One of Broyard's professors at UGA, Tom Holland, says he continues to be impressed by Broyard's abilities and leadership. "He was one of the most capable, quickest students I've ever had. A real natural leader," says Holland, professor emeritus in the Institute for Nonprofit Organizations. "I found him a delight as a student. He was more mature than most of my students, so I had very enjoyable conversations with him. And after a couple of months I invited him to go along with me to a couple of consulting jobs, and he just took to it like a fish to water."
While he was awaiting his acceptance letter from UGA, Broyard's path took one more turn—this time to a farm in North Carolina. Inspired by a job opening for a community garden coordinator at the Athens Land Trust, Broyard and his young family—his daughter was born in 2011—went to learn more about farming methods.
"We went to North Carolina, I got my acceptance letter from UGA and I decided I really enjoyed growing food and getting it to young people," he says. "I wanted to establish a farm training program for at-risk youth."
Within months of arriving at UGA, Broyard had made a connection with the Athens Land Trust, which eventually offered him a paid internship to revamp the organization's community garden network. He then worked out an agreement with the school district to begin farming land at the old West Broad School site.
As graduation drew nearer, Broyard learned that Community Connection's previous director, Julie Meehan, was leaving to pursue her own master's degree. Holland, who was president of the agency's board, encouraged Broyard to apply for the position. And he did, with Meehan's blessing.
A Fresh Perspective
Former Athens-Clarke County Mayor Gwen O'Looney, who started Community Connection 30 years ago, met Broyard when he was a UGA student; they were both volunteering at Classic City High School. She says she's excited to learn of his plans to focus on Community Connection's core services—the 211 help line, nonprofit development and volunteer coordination through HandsOn Northeast Georgia—and he brings a new outlook to the agency. "I'm delighted about bringing a stronger focus on consumer advocacy and followup," O'Looney says. "I think he's seeing a higher level of accountability, and that means a higher level of service."

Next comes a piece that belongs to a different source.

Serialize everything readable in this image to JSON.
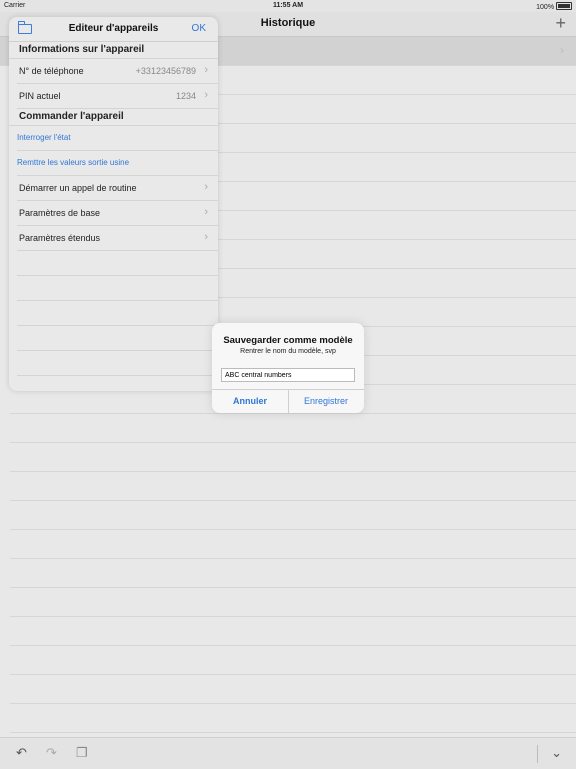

Tim Johnson, executive director of Family Connection/Communities in Schools, served in the same position at Community Connection for 11 years. Johnson's organization—along with Project Safe, the Athens Area Homeless Shelter and The Ark, to name a few—came from the nonprofit development arm of Community Connection, which seeks to fill gaps in social services. "I can't imagine anybody better for the position," Johnson says. "He's smart, and he's got a good vision for where Commuity Connection is and where it can go. He has a good understanding of the community, and he's been here long enough, but brings a fresh perspective."
Along with the GIS mapping project, Broyard is working to expand the network of volunteers through a high school program and one with companies. The high school program trains rising seniors and places them with a nonprofit; it's the students’ job to help promote that organization and do fundraising, with the end result not only helping their resumes but also getting them involved in their community. Broyard is meeting with business owners who want their companies to become more involved, picking a project or cause and donating employees' time on a workday to the effort.
Broyard contends that while there's plenty to do Athens is equipped to handle it—no matter how much serendipity may be involved. "We've got the skills and the resources," he says. "It's our job to make sure the resources get to who needs them."
But O'Looney disagrees that serendipity has anything to do with the path that brought Broyard to Athens."It's not serendipity," she says. "It's knowing that's your passion—keeping it in focus and in front of you. The resources are all around you, it's just broadening your reach."
WHAT: A Taste of Athens
WHERE: The Classic Center
WHEN: 5–8 p.m. Sunday, Feb. 16
HOW MUCH: $50 advance/$60 door